_EXERCISE DESCRIPTION:_ Set down again each entry exactly as it reads, pictures excluded.

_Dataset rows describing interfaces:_
"""

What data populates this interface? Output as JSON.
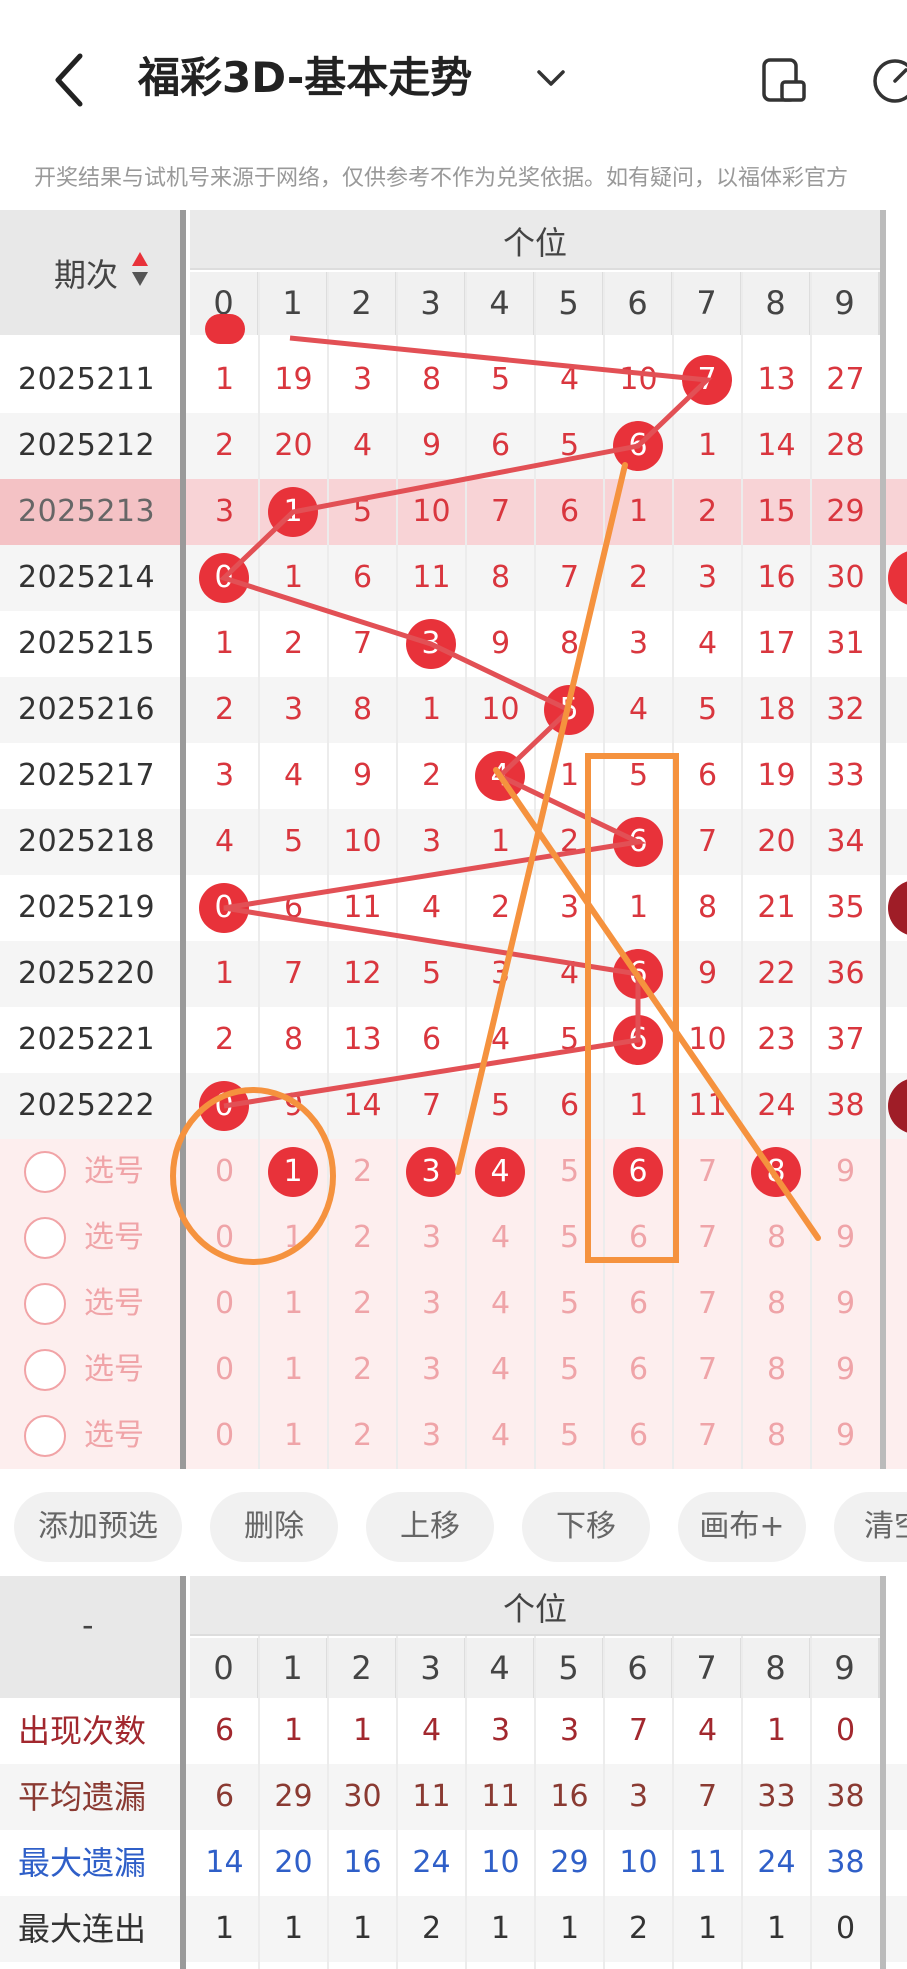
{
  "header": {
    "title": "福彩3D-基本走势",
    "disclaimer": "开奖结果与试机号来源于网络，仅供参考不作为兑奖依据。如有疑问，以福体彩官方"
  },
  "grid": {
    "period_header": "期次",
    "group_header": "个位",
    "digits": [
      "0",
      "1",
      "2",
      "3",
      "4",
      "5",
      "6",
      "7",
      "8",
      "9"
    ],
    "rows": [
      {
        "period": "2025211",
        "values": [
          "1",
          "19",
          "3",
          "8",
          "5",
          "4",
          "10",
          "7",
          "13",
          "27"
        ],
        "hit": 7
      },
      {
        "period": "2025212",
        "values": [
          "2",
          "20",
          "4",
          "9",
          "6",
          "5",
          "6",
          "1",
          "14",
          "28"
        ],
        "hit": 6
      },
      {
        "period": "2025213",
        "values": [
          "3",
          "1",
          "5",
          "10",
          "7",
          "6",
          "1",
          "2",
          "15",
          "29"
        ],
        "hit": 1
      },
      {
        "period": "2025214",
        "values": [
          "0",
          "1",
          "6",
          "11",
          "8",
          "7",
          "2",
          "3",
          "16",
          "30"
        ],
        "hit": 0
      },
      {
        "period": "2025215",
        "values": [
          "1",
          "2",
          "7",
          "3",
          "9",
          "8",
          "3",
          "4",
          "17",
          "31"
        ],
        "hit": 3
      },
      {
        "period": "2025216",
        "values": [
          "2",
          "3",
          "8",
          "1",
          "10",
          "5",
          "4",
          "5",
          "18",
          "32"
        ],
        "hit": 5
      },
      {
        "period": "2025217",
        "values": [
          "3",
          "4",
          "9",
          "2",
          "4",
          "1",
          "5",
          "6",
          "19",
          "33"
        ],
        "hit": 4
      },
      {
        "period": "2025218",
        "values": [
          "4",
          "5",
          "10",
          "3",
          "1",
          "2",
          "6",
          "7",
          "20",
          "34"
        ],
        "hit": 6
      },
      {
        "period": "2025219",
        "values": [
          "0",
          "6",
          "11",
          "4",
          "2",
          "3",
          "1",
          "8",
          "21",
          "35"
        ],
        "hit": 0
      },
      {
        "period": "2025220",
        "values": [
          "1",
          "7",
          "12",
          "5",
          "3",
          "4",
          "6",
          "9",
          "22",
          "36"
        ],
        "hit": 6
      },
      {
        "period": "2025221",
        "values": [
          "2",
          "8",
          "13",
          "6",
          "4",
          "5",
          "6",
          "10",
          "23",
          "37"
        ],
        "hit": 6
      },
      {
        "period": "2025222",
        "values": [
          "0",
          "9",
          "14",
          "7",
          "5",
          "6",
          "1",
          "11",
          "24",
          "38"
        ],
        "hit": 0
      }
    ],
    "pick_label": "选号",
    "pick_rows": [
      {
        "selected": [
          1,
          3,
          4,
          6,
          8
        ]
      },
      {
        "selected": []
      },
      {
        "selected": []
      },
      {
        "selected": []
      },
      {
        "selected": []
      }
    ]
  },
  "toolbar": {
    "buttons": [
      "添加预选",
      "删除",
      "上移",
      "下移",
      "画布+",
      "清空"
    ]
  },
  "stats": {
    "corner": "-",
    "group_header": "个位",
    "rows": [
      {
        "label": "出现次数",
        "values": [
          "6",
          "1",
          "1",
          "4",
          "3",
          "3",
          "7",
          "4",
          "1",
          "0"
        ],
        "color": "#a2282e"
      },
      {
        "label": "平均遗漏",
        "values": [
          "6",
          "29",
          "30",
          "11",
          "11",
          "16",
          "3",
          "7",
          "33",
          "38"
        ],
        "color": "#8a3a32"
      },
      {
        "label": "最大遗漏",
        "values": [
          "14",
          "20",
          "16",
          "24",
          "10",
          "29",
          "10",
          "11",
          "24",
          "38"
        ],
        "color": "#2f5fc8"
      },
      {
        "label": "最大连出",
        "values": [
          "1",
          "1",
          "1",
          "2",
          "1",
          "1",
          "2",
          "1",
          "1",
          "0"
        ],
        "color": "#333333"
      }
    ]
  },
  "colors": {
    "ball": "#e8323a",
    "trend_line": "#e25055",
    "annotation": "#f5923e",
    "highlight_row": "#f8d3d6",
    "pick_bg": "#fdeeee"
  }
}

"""

_SOLUTION TO THIS PROBLEM:_
What data populates this interface? Output as JSON.
{
  "header": {
    "title": "福彩3D-基本走势",
    "disclaimer": "开奖结果与试机号来源于网络，仅供参考不作为兑奖依据。如有疑问，以福体彩官方"
  },
  "grid": {
    "period_header": "期次",
    "group_header": "个位",
    "digits": [
      "0",
      "1",
      "2",
      "3",
      "4",
      "5",
      "6",
      "7",
      "8",
      "9"
    ],
    "rows": [
      {
        "period": "2025211",
        "values": [
          "1",
          "19",
          "3",
          "8",
          "5",
          "4",
          "10",
          "7",
          "13",
          "27"
        ],
        "hit": 7
      },
      {
        "period": "2025212",
        "values": [
          "2",
          "20",
          "4",
          "9",
          "6",
          "5",
          "6",
          "1",
          "14",
          "28"
        ],
        "hit": 6
      },
      {
        "period": "2025213",
        "values": [
          "3",
          "1",
          "5",
          "10",
          "7",
          "6",
          "1",
          "2",
          "15",
          "29"
        ],
        "hit": 1
      },
      {
        "period": "2025214",
        "values": [
          "0",
          "1",
          "6",
          "11",
          "8",
          "7",
          "2",
          "3",
          "16",
          "30"
        ],
        "hit": 0
      },
      {
        "period": "2025215",
        "values": [
          "1",
          "2",
          "7",
          "3",
          "9",
          "8",
          "3",
          "4",
          "17",
          "31"
        ],
        "hit": 3
      },
      {
        "period": "2025216",
        "values": [
          "2",
          "3",
          "8",
          "1",
          "10",
          "5",
          "4",
          "5",
          "18",
          "32"
        ],
        "hit": 5
      },
      {
        "period": "2025217",
        "values": [
          "3",
          "4",
          "9",
          "2",
          "4",
          "1",
          "5",
          "6",
          "19",
          "33"
        ],
        "hit": 4
      },
      {
        "period": "2025218",
        "values": [
          "4",
          "5",
          "10",
          "3",
          "1",
          "2",
          "6",
          "7",
          "20",
          "34"
        ],
        "hit": 6
      },
      {
        "period": "2025219",
        "values": [
          "0",
          "6",
          "11",
          "4",
          "2",
          "3",
          "1",
          "8",
          "21",
          "35"
        ],
        "hit": 0
      },
      {
        "period": "2025220",
        "values": [
          "1",
          "7",
          "12",
          "5",
          "3",
          "4",
          "6",
          "9",
          "22",
          "36"
        ],
        "hit": 6
      },
      {
        "period": "2025221",
        "values": [
          "2",
          "8",
          "13",
          "6",
          "4",
          "5",
          "6",
          "10",
          "23",
          "37"
        ],
        "hit": 6
      },
      {
        "period": "2025222",
        "values": [
          "0",
          "9",
          "14",
          "7",
          "5",
          "6",
          "1",
          "11",
          "24",
          "38"
        ],
        "hit": 0
      }
    ],
    "pick_label": "选号",
    "pick_rows": [
      {
        "selected": [
          1,
          3,
          4,
          6,
          8
        ]
      },
      {
        "selected": []
      },
      {
        "selected": []
      },
      {
        "selected": []
      },
      {
        "selected": []
      }
    ]
  },
  "toolbar": {
    "buttons": [
      "添加预选",
      "删除",
      "上移",
      "下移",
      "画布+",
      "清空"
    ]
  },
  "stats": {
    "corner": "-",
    "group_header": "个位",
    "rows": [
      {
        "label": "出现次数",
        "values": [
          "6",
          "1",
          "1",
          "4",
          "3",
          "3",
          "7",
          "4",
          "1",
          "0"
        ],
        "color": "#a2282e"
      },
      {
        "label": "平均遗漏",
        "values": [
          "6",
          "29",
          "30",
          "11",
          "11",
          "16",
          "3",
          "7",
          "33",
          "38"
        ],
        "color": "#8a3a32"
      },
      {
        "label": "最大遗漏",
        "values": [
          "14",
          "20",
          "16",
          "24",
          "10",
          "29",
          "10",
          "11",
          "24",
          "38"
        ],
        "color": "#2f5fc8"
      },
      {
        "label": "最大连出",
        "values": [
          "1",
          "1",
          "1",
          "2",
          "1",
          "1",
          "2",
          "1",
          "1",
          "0"
        ],
        "color": "#333333"
      }
    ]
  },
  "colors": {
    "ball": "#e8323a",
    "trend_line": "#e25055",
    "annotation": "#f5923e",
    "highlight_row": "#f8d3d6",
    "pick_bg": "#fdeeee"
  }
}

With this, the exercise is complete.